Reproduce all entries precisely, down to the last character.

● Records to use:
··········
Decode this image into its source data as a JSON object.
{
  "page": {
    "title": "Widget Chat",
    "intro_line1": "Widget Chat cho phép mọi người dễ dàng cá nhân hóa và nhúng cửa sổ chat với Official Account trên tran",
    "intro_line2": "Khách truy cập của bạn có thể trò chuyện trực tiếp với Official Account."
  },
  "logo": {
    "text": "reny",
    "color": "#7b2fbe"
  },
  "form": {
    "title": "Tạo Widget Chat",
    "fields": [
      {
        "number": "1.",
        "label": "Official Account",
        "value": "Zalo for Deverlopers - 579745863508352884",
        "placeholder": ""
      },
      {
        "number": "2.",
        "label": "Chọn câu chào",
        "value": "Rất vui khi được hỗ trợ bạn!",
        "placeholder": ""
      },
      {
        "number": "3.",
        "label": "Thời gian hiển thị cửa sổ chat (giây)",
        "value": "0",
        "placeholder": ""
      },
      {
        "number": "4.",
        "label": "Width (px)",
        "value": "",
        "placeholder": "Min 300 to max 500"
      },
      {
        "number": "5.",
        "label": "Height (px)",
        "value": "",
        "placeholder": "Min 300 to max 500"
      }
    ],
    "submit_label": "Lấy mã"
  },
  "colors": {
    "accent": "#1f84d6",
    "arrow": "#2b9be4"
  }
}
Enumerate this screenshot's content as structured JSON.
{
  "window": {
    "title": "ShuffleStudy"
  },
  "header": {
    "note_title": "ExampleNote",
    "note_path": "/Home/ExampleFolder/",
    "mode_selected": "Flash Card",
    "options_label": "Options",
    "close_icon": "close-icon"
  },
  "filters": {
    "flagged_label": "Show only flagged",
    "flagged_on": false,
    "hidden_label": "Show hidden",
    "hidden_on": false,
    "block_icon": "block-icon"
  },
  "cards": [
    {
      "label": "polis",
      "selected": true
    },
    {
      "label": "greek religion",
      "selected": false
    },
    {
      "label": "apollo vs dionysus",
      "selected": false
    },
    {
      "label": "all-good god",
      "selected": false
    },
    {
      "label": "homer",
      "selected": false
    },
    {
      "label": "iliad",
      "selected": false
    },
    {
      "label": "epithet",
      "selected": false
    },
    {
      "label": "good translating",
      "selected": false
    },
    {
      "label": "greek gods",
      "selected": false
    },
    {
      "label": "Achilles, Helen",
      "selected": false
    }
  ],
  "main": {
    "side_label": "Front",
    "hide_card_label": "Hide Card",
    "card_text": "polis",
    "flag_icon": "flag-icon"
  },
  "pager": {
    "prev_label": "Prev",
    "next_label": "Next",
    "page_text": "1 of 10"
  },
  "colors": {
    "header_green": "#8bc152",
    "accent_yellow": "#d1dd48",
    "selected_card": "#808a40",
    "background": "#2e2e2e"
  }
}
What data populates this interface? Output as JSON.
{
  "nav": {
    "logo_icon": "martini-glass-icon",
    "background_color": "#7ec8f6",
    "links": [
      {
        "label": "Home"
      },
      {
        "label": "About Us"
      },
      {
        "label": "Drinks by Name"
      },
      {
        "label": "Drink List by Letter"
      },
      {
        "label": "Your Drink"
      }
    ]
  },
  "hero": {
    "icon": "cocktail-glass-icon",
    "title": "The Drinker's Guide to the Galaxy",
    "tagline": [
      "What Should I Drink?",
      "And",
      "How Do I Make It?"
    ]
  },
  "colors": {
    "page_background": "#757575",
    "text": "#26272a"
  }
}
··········
● Expected answer:
Decode this image into its source data as a JSON object.
{
  "page": {
    "title": "Widget Chat",
    "intro_line1": "Widget Chat cho phép mọi người dễ dàng cá nhân hóa và nhúng cửa sổ chat với Official Account trên tran",
    "intro_line2": "Khách truy cập của bạn có thể trò chuyện trực tiếp với Official Account."
  },
  "logo": {
    "text": "reny",
    "color": "#7b2fbe"
  },
  "form": {
    "title": "Tạo Widget Chat",
    "fields": [
      {
        "number": "1.",
        "label": "Official Account",
        "value": "Zalo for Deverlopers - 579745863508352884",
        "placeholder": ""
      },
      {
        "number": "2.",
        "label": "Chọn câu chào",
        "value": "Rất vui khi được hỗ trợ bạn!",
        "placeholder": ""
      },
      {
        "number": "3.",
        "label": "Thời gian hiển thị cửa sổ chat (giây)",
        "value": "0",
        "placeholder": ""
      },
      {
        "number": "4.",
        "label": "Width (px)",
        "value": "",
        "placeholder": "Min 300 to max 500"
      },
      {
        "number": "5.",
        "label": "Height (px)",
        "value": "",
        "placeholder": "Min 300 to max 500"
      }
    ],
    "submit_label": "Lấy mã"
  },
  "colors": {
    "accent": "#1f84d6",
    "arrow": "#2b9be4"
  }
}
Enumerate this screenshot's content as structured JSON.
{
  "window": {
    "title": "ShuffleStudy"
  },
  "header": {
    "note_title": "ExampleNote",
    "note_path": "/Home/ExampleFolder/",
    "mode_selected": "Flash Card",
    "options_label": "Options",
    "close_icon": "close-icon"
  },
  "filters": {
    "flagged_label": "Show only flagged",
    "flagged_on": false,
    "hidden_label": "Show hidden",
    "hidden_on": false,
    "block_icon": "block-icon"
  },
  "cards": [
    {
      "label": "polis",
      "selected": true
    },
    {
      "label": "greek religion",
      "selected": false
    },
    {
      "label": "apollo vs dionysus",
      "selected": false
    },
    {
      "label": "all-good god",
      "selected": false
    },
    {
      "label": "homer",
      "selected": false
    },
    {
      "label": "iliad",
      "selected": false
    },
    {
      "label": "epithet",
      "selected": false
    },
    {
      "label": "good translating",
      "selected": false
    },
    {
      "label": "greek gods",
      "selected": false
    },
    {
      "label": "Achilles, Helen",
      "selected": false
    }
  ],
  "main": {
    "side_label": "Front",
    "hide_card_label": "Hide Card",
    "card_text": "polis",
    "flag_icon": "flag-icon"
  },
  "pager": {
    "prev_label": "Prev",
    "next_label": "Next",
    "page_text": "1 of 10"
  },
  "colors": {
    "header_green": "#8bc152",
    "accent_yellow": "#d1dd48",
    "selected_card": "#808a40",
    "background": "#2e2e2e"
  }
}
What data populates this interface? Output as JSON.
{
  "nav": {
    "logo_icon": "martini-glass-icon",
    "background_color": "#7ec8f6",
    "links": [
      {
        "label": "Home"
      },
      {
        "label": "About Us"
      },
      {
        "label": "Drinks by Name"
      },
      {
        "label": "Drink List by Letter"
      },
      {
        "label": "Your Drink"
      }
    ]
  },
  "hero": {
    "icon": "cocktail-glass-icon",
    "title": "The Drinker's Guide to the Galaxy",
    "tagline": [
      "What Should I Drink?",
      "And",
      "How Do I Make It?"
    ]
  },
  "colors": {
    "page_background": "#757575",
    "text": "#26272a"
  }
}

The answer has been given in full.